KERN BUSINESS JOURNAL
April / May 2015
PHOTO COURTESY OF ROLL GLOBAL
American Tire Distributors’ 1-million-square-foot distribution center in the Paramount Logistics Park will soon begin operation.
Kern County set to grow ‘distribution center’ industry By Dianne Hardisty
ern County has long been dependent on oil production and agriculture to fuel its economy. But with logistics and warehousing emerging as powerhouses, the local economy is no longer a “two-trick pony,” concludes R. Brent Green, Shafter’s business development director. Kern is becoming home to some of the nation’s largest distribution centers, which put the products of online merchandisers, as well as brick-and-mortar stores within reach of millions of consumers. The logical places to locate distribution centers are near West Coast ports, especially the Los Angeles-Long Beach and Oakland ports. But these ports and the roads that surround them are plagued by traffic congestion. Land zoned for industrial development in the Southern California basin is being gobbled up and real estate prices are skyrocketing. Adding to development costs are new fees and regulations cash-strapped Inland Empire cities are layering on builders. Developers now are looking for al-
ternative locations. Increasingly, they are turning their eyes toward Kern County, which is less than 100 miles from the Port of Los Angeles-Long Beach and 230 miles from the Port of Oakland. “The Tejon Ranch Commerce Center has several advantages,” said Barry Zoeller, Tejon’s vice president of corporate communications and marketing. “It’s great being located right on Interstate 5” and able to serve 97 percent of California consumers within a single day’s truck turnaround. Tejon Ranch Commerce Center is home to such mega-distribution centers as Caterpillar Logistics Inc., IKEA, Famous Footwear and Dollar General. The company is engaged in confidential discussion with other developers for future projects. Tejon Ranch officials use Kern County’s “business friendly” regulatory environment and streamlined permitting processes as selling points. As an example, they note that from “deal to delivery,” Tejon was able to get the Caterpillar parts center permitted and built in just eight months. Also attractive is Kern County’s relatively low land prices,
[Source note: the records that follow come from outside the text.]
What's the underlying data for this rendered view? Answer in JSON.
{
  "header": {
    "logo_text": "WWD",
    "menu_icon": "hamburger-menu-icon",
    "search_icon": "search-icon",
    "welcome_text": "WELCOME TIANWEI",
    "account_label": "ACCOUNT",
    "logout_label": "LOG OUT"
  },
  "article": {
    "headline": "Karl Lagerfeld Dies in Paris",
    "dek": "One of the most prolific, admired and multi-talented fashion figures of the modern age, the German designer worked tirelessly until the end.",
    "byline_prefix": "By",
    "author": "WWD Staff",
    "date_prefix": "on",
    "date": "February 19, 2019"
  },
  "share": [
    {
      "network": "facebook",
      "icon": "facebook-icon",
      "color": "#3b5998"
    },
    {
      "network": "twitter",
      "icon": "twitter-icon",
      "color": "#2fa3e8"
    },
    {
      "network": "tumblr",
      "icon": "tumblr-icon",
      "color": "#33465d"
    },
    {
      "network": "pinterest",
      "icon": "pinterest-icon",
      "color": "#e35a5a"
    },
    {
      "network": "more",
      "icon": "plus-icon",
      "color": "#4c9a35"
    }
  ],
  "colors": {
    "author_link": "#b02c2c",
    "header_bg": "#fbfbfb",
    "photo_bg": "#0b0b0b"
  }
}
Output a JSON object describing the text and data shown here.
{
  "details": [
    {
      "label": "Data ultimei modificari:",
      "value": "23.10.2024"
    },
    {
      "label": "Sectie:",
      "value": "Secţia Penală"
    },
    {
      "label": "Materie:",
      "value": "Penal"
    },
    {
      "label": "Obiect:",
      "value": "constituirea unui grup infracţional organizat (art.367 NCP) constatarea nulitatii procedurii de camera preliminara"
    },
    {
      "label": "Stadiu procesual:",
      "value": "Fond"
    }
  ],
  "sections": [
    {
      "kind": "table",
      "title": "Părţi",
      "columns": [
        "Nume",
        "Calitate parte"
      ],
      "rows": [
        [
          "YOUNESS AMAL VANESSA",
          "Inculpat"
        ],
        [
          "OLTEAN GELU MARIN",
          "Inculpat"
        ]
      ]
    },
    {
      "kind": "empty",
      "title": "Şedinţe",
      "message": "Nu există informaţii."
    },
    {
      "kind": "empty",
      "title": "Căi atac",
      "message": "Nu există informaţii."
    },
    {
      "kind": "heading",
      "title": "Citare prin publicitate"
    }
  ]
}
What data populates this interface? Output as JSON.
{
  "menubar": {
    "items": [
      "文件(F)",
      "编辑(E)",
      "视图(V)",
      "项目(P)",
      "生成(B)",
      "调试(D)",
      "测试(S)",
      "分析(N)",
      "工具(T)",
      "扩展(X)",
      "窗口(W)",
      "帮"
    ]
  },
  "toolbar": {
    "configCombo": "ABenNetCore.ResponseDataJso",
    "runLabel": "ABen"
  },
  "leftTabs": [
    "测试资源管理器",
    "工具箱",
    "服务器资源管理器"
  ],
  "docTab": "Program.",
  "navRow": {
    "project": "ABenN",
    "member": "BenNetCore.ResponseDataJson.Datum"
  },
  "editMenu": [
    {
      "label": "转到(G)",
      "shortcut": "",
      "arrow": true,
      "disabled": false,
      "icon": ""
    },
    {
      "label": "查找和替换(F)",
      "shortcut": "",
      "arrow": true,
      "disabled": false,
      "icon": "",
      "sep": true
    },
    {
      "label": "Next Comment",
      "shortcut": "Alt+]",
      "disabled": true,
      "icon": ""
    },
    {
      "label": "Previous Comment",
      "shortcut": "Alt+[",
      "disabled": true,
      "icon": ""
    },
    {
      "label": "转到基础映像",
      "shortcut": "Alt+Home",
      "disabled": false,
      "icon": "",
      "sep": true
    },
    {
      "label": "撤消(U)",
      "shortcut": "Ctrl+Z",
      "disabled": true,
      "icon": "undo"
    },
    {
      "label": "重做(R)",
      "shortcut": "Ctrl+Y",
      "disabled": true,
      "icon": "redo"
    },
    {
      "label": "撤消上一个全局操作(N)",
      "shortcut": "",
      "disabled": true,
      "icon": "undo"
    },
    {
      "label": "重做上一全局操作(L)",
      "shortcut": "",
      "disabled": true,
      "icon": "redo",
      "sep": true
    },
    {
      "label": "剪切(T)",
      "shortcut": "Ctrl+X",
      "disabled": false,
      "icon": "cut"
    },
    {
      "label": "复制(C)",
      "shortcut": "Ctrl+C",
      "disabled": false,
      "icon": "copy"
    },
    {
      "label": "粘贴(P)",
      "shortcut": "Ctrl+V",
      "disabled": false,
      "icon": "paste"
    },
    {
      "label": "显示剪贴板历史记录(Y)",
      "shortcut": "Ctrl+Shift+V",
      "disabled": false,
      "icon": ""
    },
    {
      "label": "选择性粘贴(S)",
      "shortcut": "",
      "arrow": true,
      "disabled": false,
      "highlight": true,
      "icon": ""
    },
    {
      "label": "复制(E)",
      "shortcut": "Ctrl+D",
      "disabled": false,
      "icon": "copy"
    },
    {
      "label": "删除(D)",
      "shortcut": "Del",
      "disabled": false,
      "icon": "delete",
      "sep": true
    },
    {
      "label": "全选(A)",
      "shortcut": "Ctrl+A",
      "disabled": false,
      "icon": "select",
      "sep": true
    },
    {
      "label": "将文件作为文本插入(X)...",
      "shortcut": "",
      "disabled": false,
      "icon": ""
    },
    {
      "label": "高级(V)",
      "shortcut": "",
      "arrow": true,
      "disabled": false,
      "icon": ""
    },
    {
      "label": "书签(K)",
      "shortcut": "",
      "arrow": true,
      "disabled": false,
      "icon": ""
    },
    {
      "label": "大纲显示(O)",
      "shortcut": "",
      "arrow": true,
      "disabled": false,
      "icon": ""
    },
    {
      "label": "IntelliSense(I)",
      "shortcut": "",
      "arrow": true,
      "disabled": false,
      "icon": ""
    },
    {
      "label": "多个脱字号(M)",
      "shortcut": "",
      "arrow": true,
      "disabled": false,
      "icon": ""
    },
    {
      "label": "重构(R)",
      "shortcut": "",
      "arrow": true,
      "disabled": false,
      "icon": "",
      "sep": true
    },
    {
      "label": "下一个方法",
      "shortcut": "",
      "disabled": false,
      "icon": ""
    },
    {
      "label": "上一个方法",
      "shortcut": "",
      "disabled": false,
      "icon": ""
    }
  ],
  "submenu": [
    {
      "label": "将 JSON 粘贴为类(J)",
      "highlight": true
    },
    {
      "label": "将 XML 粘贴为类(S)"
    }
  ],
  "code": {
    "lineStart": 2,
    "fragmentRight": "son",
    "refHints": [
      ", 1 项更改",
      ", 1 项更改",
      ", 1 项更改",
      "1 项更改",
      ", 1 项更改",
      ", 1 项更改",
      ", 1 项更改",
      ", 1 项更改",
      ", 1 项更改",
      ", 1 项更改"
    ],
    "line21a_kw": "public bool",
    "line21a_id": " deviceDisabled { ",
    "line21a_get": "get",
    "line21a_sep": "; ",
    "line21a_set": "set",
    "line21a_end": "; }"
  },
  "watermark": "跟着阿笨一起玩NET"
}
PHOTO COURTESY OF TEJON RANCH
Tejon Ranch Commerce Center’s location on Interstate 5 puts distribution centers within a single day’s truck turnaround from 97 percent of California’s consumers.
wages and transportation costs. Just a few miles north of Tejon on Highway 99 is the city of Shafter, where Roll Global’s Paramount Logistics Park is located. Shafter is developing an intermodal rail facility to serve industrial clients, including those in the Paramount Logistics Park. This year, around 4 million square feet of distribution center space will come on line in the Paramount Logistics Park, with the massive Ross for Less and American Tire distribution centers, as well as a FedEx ground hub beginning operation. Shafter also is home to Target, State Farm, Hillman Group, Formica, Baker Hughes, Schlumberger and Weatherford. John Guinn, Roll Global’s vice
president of forward planning, said his company is in talks with at least three confidential clients interested in bringing additional projects to Shafter. The city’s location along two rail lines and a major highway, as well as the intermodal rail facility, enhance Paramount Logistics Park’s attraction. Shafter’s Green reports the city has completed installation of 17,500 feet of railroad track, with 9,000 feet uninterrupted by grade crossings. This allows an entire unit train to be pulled off the main rail line and delivered to industrial tenants. In the intermodal rail facility, conContinued on page 19